**** Information provided ****

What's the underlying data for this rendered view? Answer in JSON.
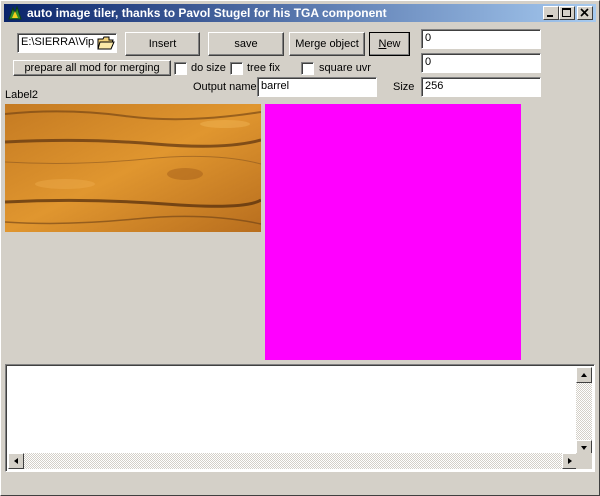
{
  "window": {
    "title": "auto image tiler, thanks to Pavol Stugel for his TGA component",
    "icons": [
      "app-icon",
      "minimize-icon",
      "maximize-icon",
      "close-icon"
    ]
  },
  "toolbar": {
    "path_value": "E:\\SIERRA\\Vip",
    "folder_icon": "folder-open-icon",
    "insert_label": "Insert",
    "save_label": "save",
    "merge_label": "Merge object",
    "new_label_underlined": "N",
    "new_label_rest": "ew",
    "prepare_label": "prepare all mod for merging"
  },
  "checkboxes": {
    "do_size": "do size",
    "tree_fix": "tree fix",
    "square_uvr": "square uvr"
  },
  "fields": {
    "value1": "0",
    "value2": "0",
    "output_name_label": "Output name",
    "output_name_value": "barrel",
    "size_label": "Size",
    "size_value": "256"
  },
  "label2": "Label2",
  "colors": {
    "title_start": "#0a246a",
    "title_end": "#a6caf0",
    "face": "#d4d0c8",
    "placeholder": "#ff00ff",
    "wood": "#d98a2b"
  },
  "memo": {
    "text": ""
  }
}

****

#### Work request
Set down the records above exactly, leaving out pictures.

#### Exercise answer
What's the underlying data for this rendered view? Answer in JSON.
{
  "window": {
    "title": "auto image tiler, thanks to Pavol Stugel for his TGA component",
    "icons": [
      "app-icon",
      "minimize-icon",
      "maximize-icon",
      "close-icon"
    ]
  },
  "toolbar": {
    "path_value": "E:\\SIERRA\\Vip",
    "folder_icon": "folder-open-icon",
    "insert_label": "Insert",
    "save_label": "save",
    "merge_label": "Merge object",
    "new_label_underlined": "N",
    "new_label_rest": "ew",
    "prepare_label": "prepare all mod for merging"
  },
  "checkboxes": {
    "do_size": "do size",
    "tree_fix": "tree fix",
    "square_uvr": "square uvr"
  },
  "fields": {
    "value1": "0",
    "value2": "0",
    "output_name_label": "Output name",
    "output_name_value": "barrel",
    "size_label": "Size",
    "size_value": "256"
  },
  "label2": "Label2",
  "colors": {
    "title_start": "#0a246a",
    "title_end": "#a6caf0",
    "face": "#d4d0c8",
    "placeholder": "#ff00ff",
    "wood": "#d98a2b"
  },
  "memo": {
    "text": ""
  }
}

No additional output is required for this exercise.